Amendments

2006—Subsec. (e)(2)(A). Pub. L. 109–248, §206(c), inserted “1591 (relating to sex trafficking of children),” after “under section”.

Subsecs. (f), (g). Pub. L. 109–248, §202, added subsec. (f) and redesignated former subsec. (f) as (g).

2004—Subsec. (f). Pub. L. 108–482 added subsec. (f).

2003—Subsec. (e). Pub. L. 108–21 added subsec. (e).

1998—Subsec. (c)(2)(F)(i). Pub. L. 105–386 inserted “firearms possession (as described in section 924(c));” after “firearms use;”.

Subsec. (d). Pub. L. 105–314 added subsec. (d).

1994—Subsec. (b). Pub. L. 103–322, §70001(1), substituted “Except as provided in subsection (c), an” for “An”.

Subsec. (c). Pub. L. 103–322, §70001(2), added subsec. (c).

1988—Subsec. (a). Pub. L. 100–690, §7041(a)(1), substituted “classified if the maximum term of imprisonment authorized is—” for “classified—

“(1) if the maximum term of imprisonment authorized is—”.

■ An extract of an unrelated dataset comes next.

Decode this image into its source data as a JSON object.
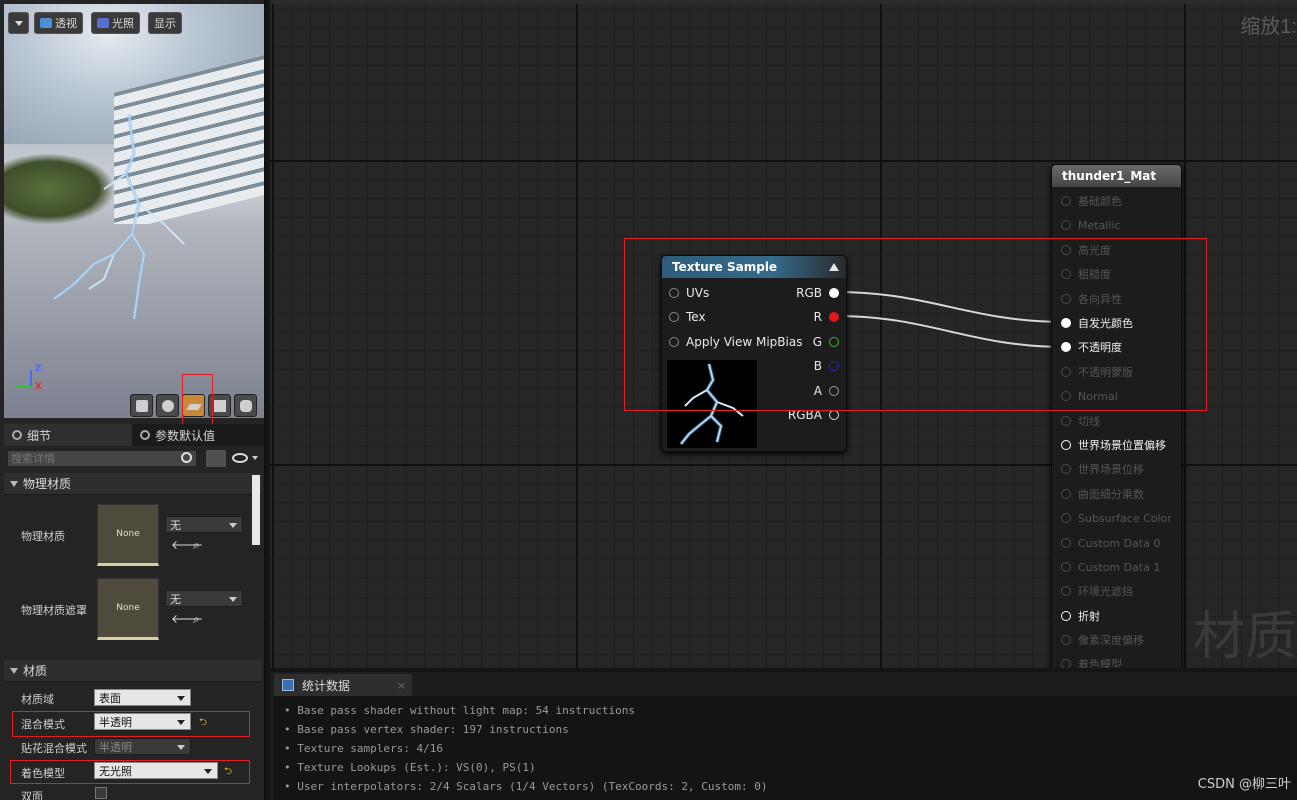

Subsec. (a)(1) to (9). Pub. L. 100–690, §7041(a)(2), (b), redesignated subpars. (A) to (I) as pars. (1) to (9), respectively, and substituted “twenty-five” for “twenty” in pars. (2) and (3).

1987—Subsec. (b). Pub. L. 100–185 substituted “, except that the maximum term of imprisonment is the term authorized by the law describing the offense.” for “except that:

“(1) the maximum fine that may be imposed is the fine authorized by the statute describing the offense, or by this chapter, whichever is the greater; and

“(2) the maximum term of imprisonment is the term authorized by the statute describing the offense.”

Effective Date

Section effective Nov. 1, 1987, and applicable only to offenses committed after the taking effect of this section, see section 235(a)(1) of Pub. L. 98–473, set out as a note under section 3551 of this title.

1 So in original. Probably should be “in”.